__Assigned task__.
Only one number is wanted: the count of lines in the records below that hold the word "method".

[Records from a dataset]
□ □ □

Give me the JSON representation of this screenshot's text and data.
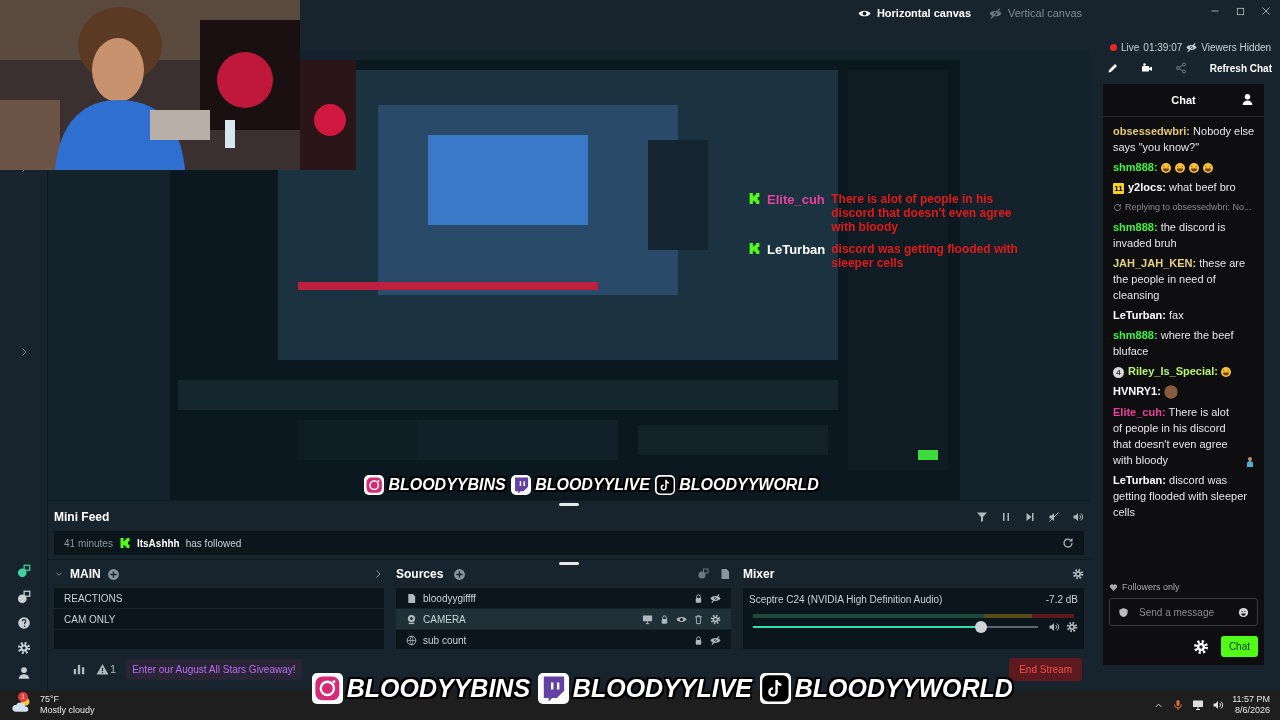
{
  "canvas_toggles": [
    {
      "label": "Horizontal canvas",
      "selected": true
    },
    {
      "label": "Vertical canvas",
      "selected": false
    }
  ],
  "preview": {
    "kind": "picture",
    "overlay_chat": [
      {
        "user": "Elite_cuh",
        "color": "#e8409c",
        "message": "There is alot of people in his discord that doesn't even agree with bloody"
      },
      {
        "user": "LeTurban",
        "color": "#ffffff",
        "message": "discord was getting flooded with sleeper cells"
      }
    ],
    "socials": [
      {
        "kind": "instagram",
        "handle": "BLOODYYBINS"
      },
      {
        "kind": "twitch",
        "handle": "BLOODYYLIVE"
      },
      {
        "kind": "tiktok",
        "handle": "BLOODYYWORLD"
      }
    ]
  },
  "mini_feed": {
    "title": "Mini Feed",
    "events": [
      {
        "time": "41 minutes",
        "user": "ItsAshhh",
        "action": "has followed"
      }
    ]
  },
  "scenes": {
    "title": "MAIN",
    "items": [
      {
        "label": "REACTIONS",
        "selected": false
      },
      {
        "label": "CAM ONLY",
        "selected": false
      }
    ]
  },
  "sources": {
    "title": "Sources",
    "items": [
      {
        "label": "bloodyygiffff",
        "kind": "file",
        "selected": false
      },
      {
        "label": "CAMERA",
        "kind": "camera",
        "selected": true
      },
      {
        "label": "sub count",
        "kind": "browser",
        "selected": false
      }
    ]
  },
  "mixer": {
    "title": "Mixer",
    "channels": [
      {
        "name": "Sceptre C24 (NVIDIA High Definition Audio)",
        "reading": "-7.2 dB",
        "level": 0.8
      }
    ]
  },
  "footer": {
    "alert_count": "1",
    "giveaway": "Enter our August All Stars Giveaway!",
    "end_stream": "End Stream"
  },
  "chat": {
    "live": "Live",
    "timer": "01:39:07",
    "viewers": "Viewers Hidden",
    "refresh": "Refresh Chat",
    "title": "Chat",
    "messages": [
      {
        "kind": "message",
        "user": "obsessedwbri:",
        "color": "#e6c86e",
        "text": "Nobody else says \"you know?\""
      },
      {
        "kind": "message",
        "user": "shm888:",
        "color": "#3ff23f",
        "emotes": [
          {
            "kind": "laugh"
          },
          {
            "kind": "laugh"
          },
          {
            "kind": "laugh"
          },
          {
            "kind": "laugh"
          }
        ]
      },
      {
        "kind": "message",
        "badge": {
          "kind": "sub",
          "text": "11"
        },
        "user": "y2locs:",
        "color": "#ffffff",
        "text": "what beef bro"
      },
      {
        "kind": "reply",
        "text": "Replying to obsessedwbri: No..."
      },
      {
        "kind": "message",
        "user": "shm888:",
        "color": "#3ff23f",
        "text": "the discord is invaded bruh"
      },
      {
        "kind": "message",
        "user": "JAH_JAH_KEN:",
        "color": "#e6d27a",
        "text": "these are the people in need of cleansing"
      },
      {
        "kind": "message",
        "user": "LeTurban:",
        "color": "#ffffff",
        "text": "fax"
      },
      {
        "kind": "message",
        "user": "shm888:",
        "color": "#3ff23f",
        "text": "where the beef bluface"
      },
      {
        "kind": "message",
        "badge": {
          "kind": "rank",
          "text": "4"
        },
        "user": "Riley_Is_Special:",
        "color": "#b9f26c",
        "emotes": [
          {
            "kind": "laugh"
          }
        ]
      },
      {
        "kind": "message",
        "user": "HVNRY1:",
        "color": "#ffffff",
        "emotes": [
          {
            "kind": "face"
          }
        ]
      },
      {
        "kind": "message",
        "user": "Elite_cuh:",
        "color": "#e8409c",
        "text": "There is alot of people in his discord that doesn't even agree with bloody",
        "emotes": [
          {
            "kind": "figure"
          }
        ]
      },
      {
        "kind": "message",
        "user": "LeTurban:",
        "color": "#ffffff",
        "text": "discord was getting flooded with sleeper cells"
      }
    ],
    "followers_only": "Followers only",
    "placeholder": "Send a message",
    "send": "Chat"
  },
  "overlay": {
    "socials": [
      {
        "kind": "instagram",
        "handle": "BLOODYYBINS"
      },
      {
        "kind": "twitch",
        "handle": "BLOODYYLIVE"
      },
      {
        "kind": "tiktok",
        "handle": "BLOODYYWORLD"
      }
    ]
  },
  "taskbar": {
    "weather_badge": "1",
    "temperature": "75°F",
    "weather": "Mostly cloudy",
    "time": "11:57 PM",
    "date": "8/6/2026"
  }
}
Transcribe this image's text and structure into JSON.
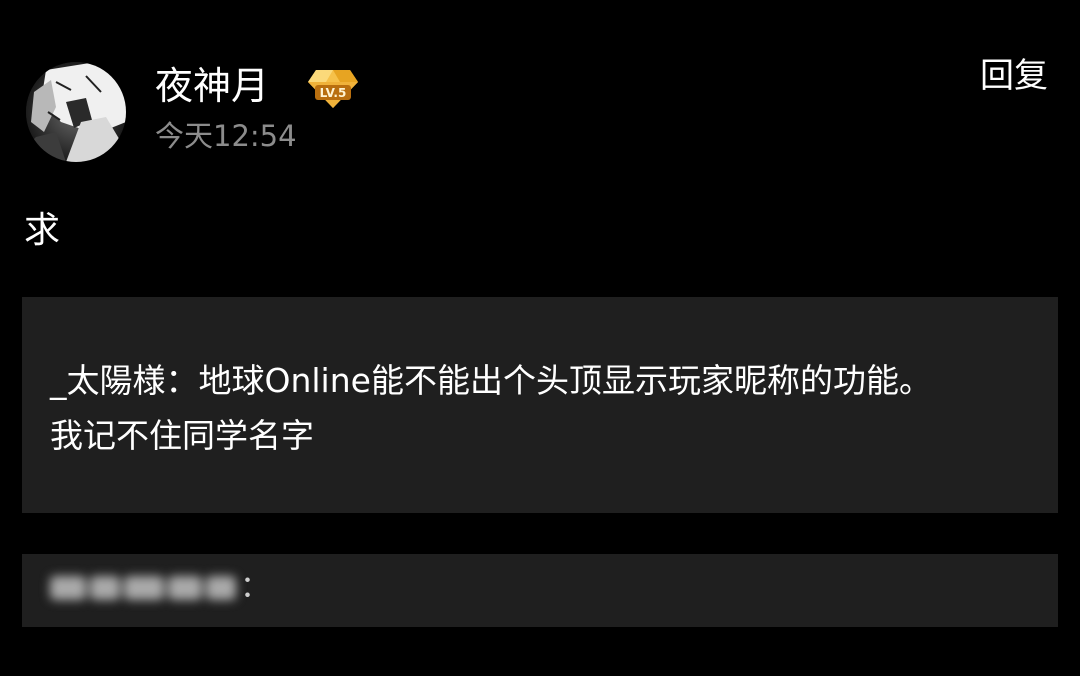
{
  "post": {
    "username": "夜神月",
    "timestamp": "今天12:54",
    "reply_label": "回复",
    "level_badge": {
      "text": "LV.5",
      "icon": "diamond-level-icon",
      "color": "#f3b430"
    },
    "avatar": {
      "icon": "anime-avatar-image"
    },
    "content": "求"
  },
  "quote": {
    "author": "_太陽様：",
    "line1_text": "地球Online能不能出个头顶显示玩家昵称的功能。",
    "line2_text": "我记不住同学名字"
  },
  "sub_reply": {
    "colon": "："
  },
  "colors": {
    "background": "#000000",
    "card": "#1f1f1f",
    "text": "#ffffff",
    "muted": "#8c8c8c"
  }
}
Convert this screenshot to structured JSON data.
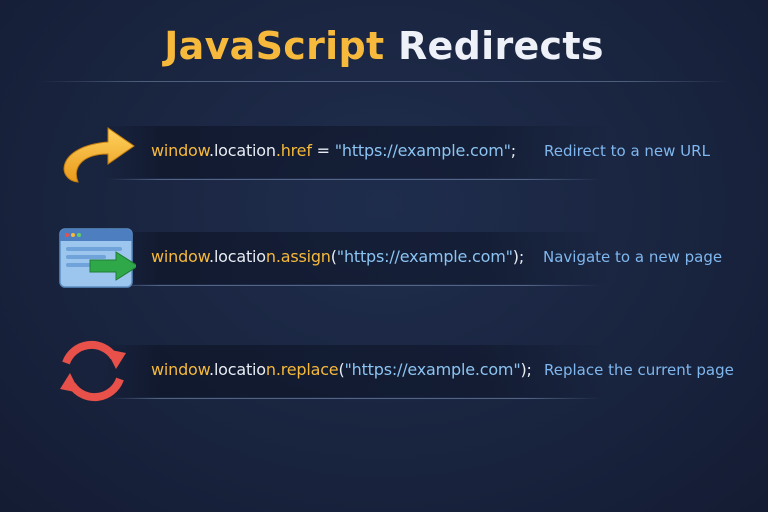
{
  "title": {
    "part1": "JavaScript",
    "part2": "Redirects"
  },
  "rows": [
    {
      "icon": "curved-arrow-icon",
      "code": {
        "obj": "window",
        "dot1": ".",
        "prop": "location",
        "dot2": ".",
        "method": "href",
        "mid": " = ",
        "str": "\"https://example.com\"",
        "end": ";"
      },
      "description": "Redirect to a new URL"
    },
    {
      "icon": "browser-arrow-icon",
      "code": {
        "obj": "window",
        "dot1": ".",
        "prop": "locatio",
        "dot2": "n.",
        "method": "assign",
        "mid": "(",
        "str": "\"https://example.com\"",
        "end": ");"
      },
      "description": "Navigate to a new page"
    },
    {
      "icon": "refresh-icon",
      "code": {
        "obj": "window",
        "dot1": ".",
        "prop": "locatio",
        "dot2": "n.",
        "method": "replace",
        "mid": "(",
        "str": "\"https://example.com\"",
        "end": ");"
      },
      "description": "Replace the current page"
    }
  ],
  "colors": {
    "accent": "#f6b93b",
    "text": "#e8ecf3",
    "string": "#8cc4f2",
    "description": "#7fb7ee",
    "background": "#19243f",
    "refresh": "#e8504a",
    "arrow_green": "#2fa84a"
  }
}
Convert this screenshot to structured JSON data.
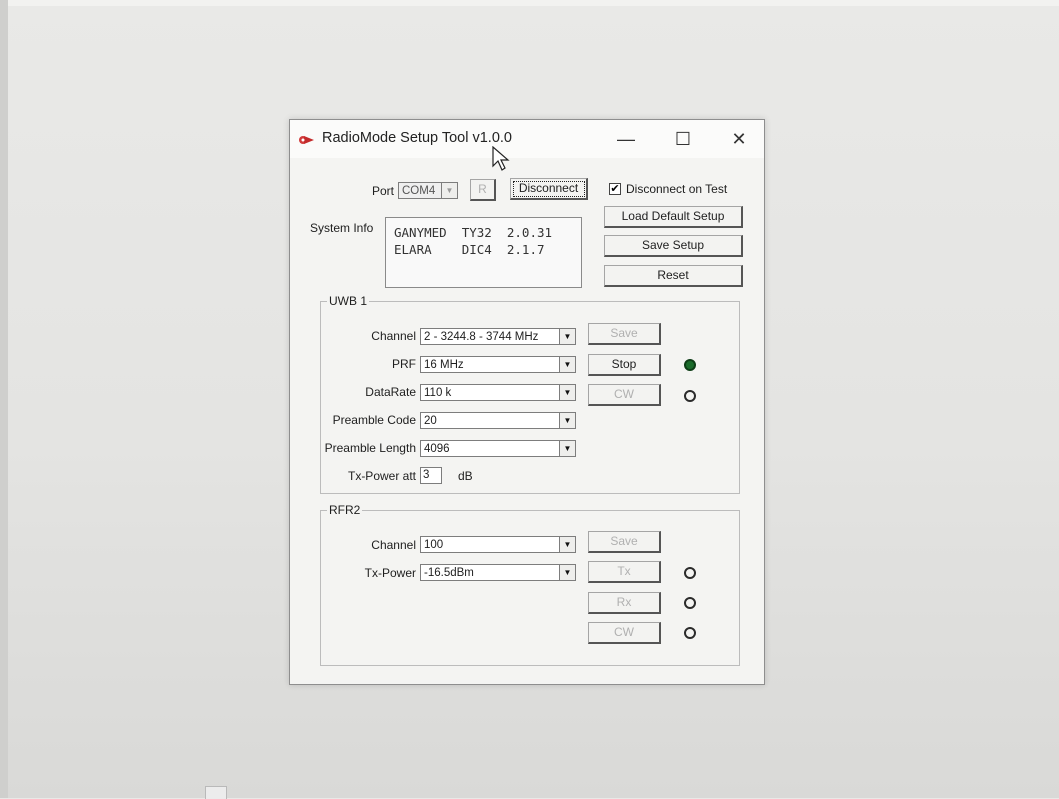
{
  "window": {
    "title": "RadioMode Setup Tool v1.0.0",
    "minimize_glyph": "—",
    "maximize_glyph": "☐",
    "close_glyph": "✕",
    "app_icon": "radiomode-app-icon"
  },
  "connection": {
    "port_label": "Port",
    "port_value": "COM4",
    "refresh_label": "R",
    "disconnect_label": "Disconnect",
    "disconnect_on_test_label": "Disconnect on Test",
    "disconnect_on_test_checked": true,
    "checkbox_glyph": "✔"
  },
  "system_info": {
    "label": "System Info",
    "lines": [
      "GANYMED  TY32  2.0.31",
      "ELARA    DIC4  2.1.7"
    ]
  },
  "setup_buttons": {
    "load_default": "Load Default Setup",
    "save_setup": "Save Setup",
    "reset": "Reset"
  },
  "uwb1": {
    "caption": "UWB 1",
    "channel_label": "Channel",
    "channel_value": "2 - 3244.8 - 3744 MHz",
    "prf_label": "PRF",
    "prf_value": "16 MHz",
    "datarate_label": "DataRate",
    "datarate_value": "110 k",
    "preamble_code_label": "Preamble Code",
    "preamble_code_value": "20",
    "preamble_length_label": "Preamble Length",
    "preamble_length_value": "4096",
    "txpower_label": "Tx-Power att",
    "txpower_value": "3",
    "txpower_unit": "dB",
    "save_label": "Save",
    "stop_label": "Stop",
    "cw_label": "CW",
    "status_on_color": "#1a6b2a"
  },
  "rfr2": {
    "caption": "RFR2",
    "channel_label": "Channel",
    "channel_value": "100",
    "txpower_label": "Tx-Power",
    "txpower_value": "-16.5dBm",
    "save_label": "Save",
    "tx_label": "Tx",
    "rx_label": "Rx",
    "cw_label": "CW"
  },
  "dropdown_arrow": "▼"
}
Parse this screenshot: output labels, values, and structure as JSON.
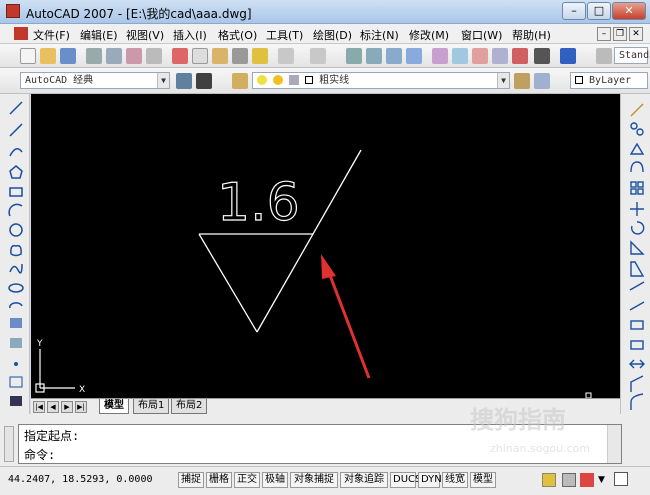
{
  "window": {
    "title": "AutoCAD 2007 - [E:\\我的cad\\aaa.dwg]",
    "min": "–",
    "max": "□",
    "close": "✕"
  },
  "menu": [
    "文件(F)",
    "编辑(E)",
    "视图(V)",
    "插入(I)",
    "格式(O)",
    "工具(T)",
    "绘图(D)",
    "标注(N)",
    "修改(M)",
    "窗口(W)",
    "帮助(H)"
  ],
  "toolbar": {
    "style_combo": "Stand"
  },
  "toolbar2": {
    "workspace": "AutoCAD 经典",
    "layer": "粗实线",
    "bylayer": "ByLayer"
  },
  "drawing": {
    "roughness_text": "1.6",
    "ucs_x": "X",
    "ucs_y": "Y"
  },
  "tabs": [
    "模型",
    "布局1",
    "布局2"
  ],
  "command": {
    "line1": "指定起点:",
    "line2": "命令:"
  },
  "status": {
    "coords": "44.2407, 18.5293, 0.0000",
    "buttons": [
      "捕捉",
      "栅格",
      "正交",
      "极轴",
      "对象捕捉",
      "对象追踪",
      "DUCS",
      "DYN",
      "线宽",
      "模型"
    ]
  },
  "watermark": {
    "main": "搜狗指南",
    "sub": "zhinan.sogou.com"
  },
  "colors": {
    "canvas": "#000000",
    "entity": "#ffffff",
    "arrow": "#e03030"
  }
}
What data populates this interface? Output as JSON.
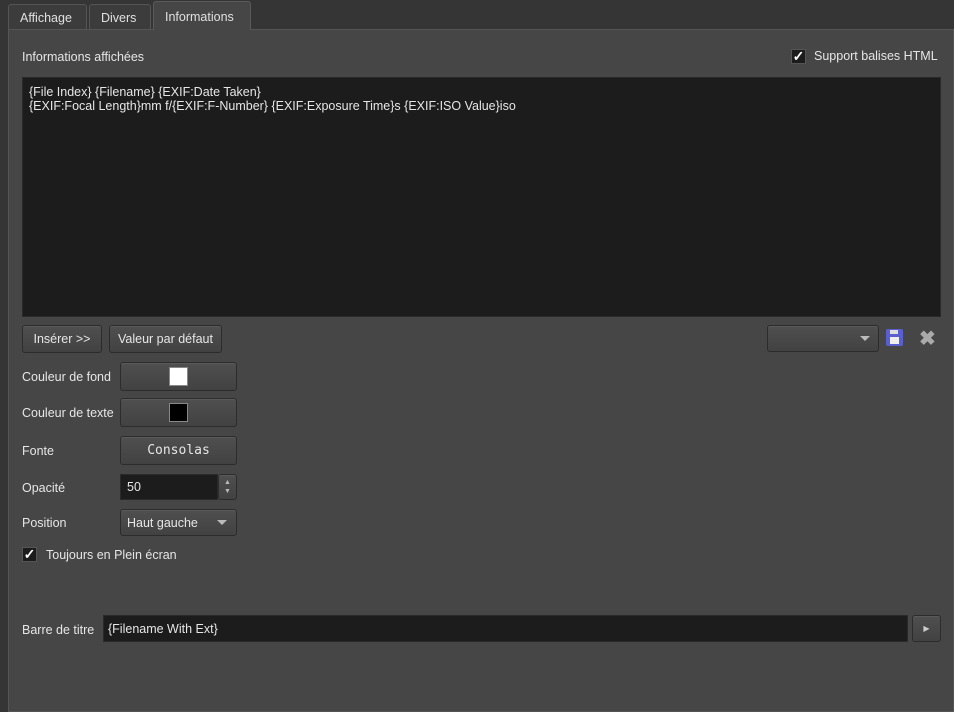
{
  "tabs": [
    {
      "label": "Affichage"
    },
    {
      "label": "Divers"
    },
    {
      "label": "Informations"
    }
  ],
  "info": {
    "label": "Informations affichées",
    "html_support_label": "Support balises HTML",
    "html_support_checked": true,
    "text_line1": "{File Index} {Filename} {EXIF:Date Taken}",
    "text_line2": "{EXIF:Focal Length}mm f/{EXIF:F-Number} {EXIF:Exposure Time}s {EXIF:ISO Value}iso"
  },
  "buttons": {
    "insert": "Insérer >>",
    "default": "Valeur par défaut"
  },
  "preset": {
    "value": ""
  },
  "colors": {
    "background": "#ffffff",
    "text": "#000000"
  },
  "form": {
    "bg_color_label": "Couleur de fond",
    "text_color_label": "Couleur de texte",
    "font_label": "Fonte",
    "font_value": "Consolas",
    "opacity_label": "Opacité",
    "opacity_value": "50",
    "position_label": "Position",
    "position_value": "Haut gauche",
    "fullscreen_label": "Toujours en Plein écran",
    "fullscreen_checked": true
  },
  "titlebar": {
    "label": "Barre de titre",
    "value": "{Filename With Ext}"
  }
}
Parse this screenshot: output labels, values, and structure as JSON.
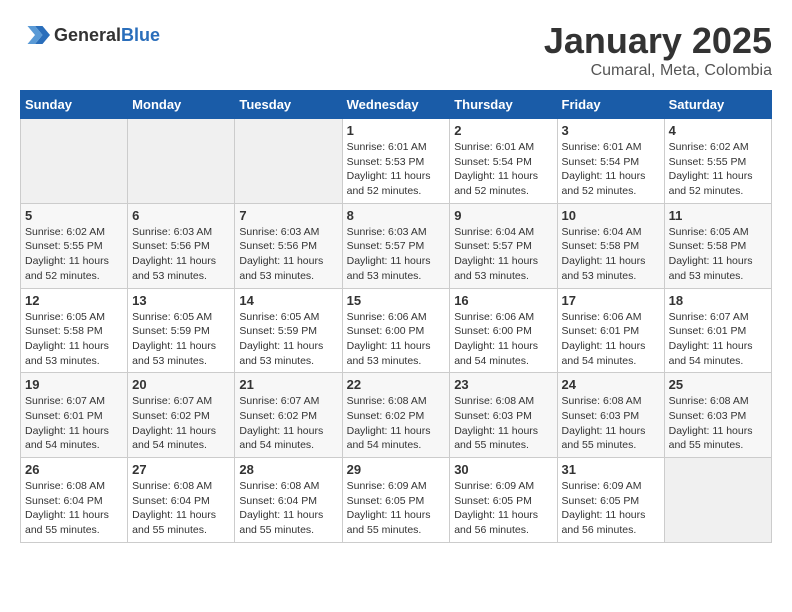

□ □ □

__Reply__.
3